Blizzard Entertainment CEO Mike Morhaime said Wednesday that it has launched a world championship series Wednesday for its strategy game StarCraft II.
“We are here today to announce a massive partnership that unifies StarCraft II and eSports under one global system, reducing schedule conflicts of major international events and creating a global ranking system that will allow us to determine who the top players in the world are at any point of time,” said Morhaime at a media event for StarCraft II World Championship Series (WCS) at InterContinental Seoul COEX, Seoul.
“The growth of the ecosystem has accelerated for the past couple of years, all of us (Blizzard and partners) felt that it was important to work collaboratively to adapt to the changing environment,” he added.
From now on the disparate eSports, or electronics sports, leagues played in Korea, Europe and U.S. will come under the new system, said the CEO.
“We strongly believe that the launch of WCS will be a catalyst for the growth of eSports,” said Jeon Byung-heon, chairman of Korea eSports Association (KeSPA), also at the event.
The chairman said KeSPA plans to fund amateur tournaments together with Blizzard. Each region will run 3 seasons, and five top ranking players from each region will compete in a global, grand final at BlizzCon, a popular game show organized by Blizzard this November in California. Starting next year, there will be 4 seasons, one per quarter.
All matches worldwide will be broadcast by onGamenet and Gom TV. A new global ranking will also be launched allowing fans to access player information.
Major League Gaming will run the leagues in the U.S. and Turtle Entertainment in Europe. Players can also take part in leagues in different regions where they are not based. “It will be a positive impact on the rest of the world, some amount of Koreans competing in North America and Europe will increase the competitive bar,” said Morhaime.
Players can also get “points” from no-WCS tournaments that will be reflected in their rankings for the championship. The CEO declined to comment on how these points will be measured but said it will be revealed soon.
On why China and Taiwan, where the popularity of eSports is rising fast, was excluded, Morhaime said the three regions chosen were “the most mature” and that the company was open to including other regions at a later date.

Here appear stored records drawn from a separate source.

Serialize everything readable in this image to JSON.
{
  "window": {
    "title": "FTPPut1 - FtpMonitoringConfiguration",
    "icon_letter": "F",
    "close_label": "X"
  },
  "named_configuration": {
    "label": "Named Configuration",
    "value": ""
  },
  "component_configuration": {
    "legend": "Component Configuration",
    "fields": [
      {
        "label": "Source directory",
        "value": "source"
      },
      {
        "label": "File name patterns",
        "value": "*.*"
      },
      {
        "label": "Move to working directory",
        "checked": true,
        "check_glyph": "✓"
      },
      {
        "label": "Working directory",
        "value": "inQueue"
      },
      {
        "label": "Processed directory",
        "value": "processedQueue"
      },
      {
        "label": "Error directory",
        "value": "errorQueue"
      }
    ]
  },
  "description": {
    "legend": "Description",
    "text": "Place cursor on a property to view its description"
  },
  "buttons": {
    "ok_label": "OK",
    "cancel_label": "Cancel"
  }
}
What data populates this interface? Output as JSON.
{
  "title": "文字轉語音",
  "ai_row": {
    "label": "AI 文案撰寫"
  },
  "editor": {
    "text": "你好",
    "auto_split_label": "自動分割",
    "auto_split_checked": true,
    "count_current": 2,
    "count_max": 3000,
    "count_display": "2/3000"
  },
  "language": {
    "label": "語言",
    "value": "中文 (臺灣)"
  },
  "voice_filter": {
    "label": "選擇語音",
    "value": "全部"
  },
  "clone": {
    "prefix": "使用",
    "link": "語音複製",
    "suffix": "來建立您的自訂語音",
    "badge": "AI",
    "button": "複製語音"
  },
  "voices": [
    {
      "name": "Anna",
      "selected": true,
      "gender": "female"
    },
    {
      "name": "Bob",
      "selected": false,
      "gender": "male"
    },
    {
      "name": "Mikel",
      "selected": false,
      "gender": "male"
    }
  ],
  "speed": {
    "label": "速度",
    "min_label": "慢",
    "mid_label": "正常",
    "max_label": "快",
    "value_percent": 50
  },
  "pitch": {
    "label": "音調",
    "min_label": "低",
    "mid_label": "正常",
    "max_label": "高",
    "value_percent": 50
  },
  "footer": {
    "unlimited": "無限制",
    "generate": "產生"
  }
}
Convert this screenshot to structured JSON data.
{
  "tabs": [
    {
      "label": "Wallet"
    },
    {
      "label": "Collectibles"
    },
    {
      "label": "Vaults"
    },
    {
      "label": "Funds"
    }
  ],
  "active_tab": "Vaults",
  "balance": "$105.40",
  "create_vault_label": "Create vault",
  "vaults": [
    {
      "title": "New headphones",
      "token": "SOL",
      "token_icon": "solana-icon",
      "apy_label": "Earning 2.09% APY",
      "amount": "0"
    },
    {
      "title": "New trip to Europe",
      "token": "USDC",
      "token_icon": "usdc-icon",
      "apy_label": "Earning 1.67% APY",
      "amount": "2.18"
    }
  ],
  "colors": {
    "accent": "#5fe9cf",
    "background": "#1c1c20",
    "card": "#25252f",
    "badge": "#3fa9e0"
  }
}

WCS is currently for individuals, but the CEO said it could run team leagues in the future. Blizzard released the first expansion pack to StarCraft II, Heart of the Swarm, last month worldwide to boost the offering’s popularity. The original game was launched in 2010.
The growth of eSports was significantly boosted by Korea’s active leagues and the popularity of the title’s predecessor StarCraft fifteen years ago. The game has rejuvenated gaming culture in PC bangs, or Internet cafes, and a strong professional league.
The popularity of Blizzard games, including the Warcraft and Diablo series, have made the U.S. company a household name with vast cultural influence here.
Game channel onGamenet was the first to organize a league for StarCraft. Though Korea is not the most lucrative market for game makers, the country’s competitive eSports league serves as an important barometer for them on where their game play evolves.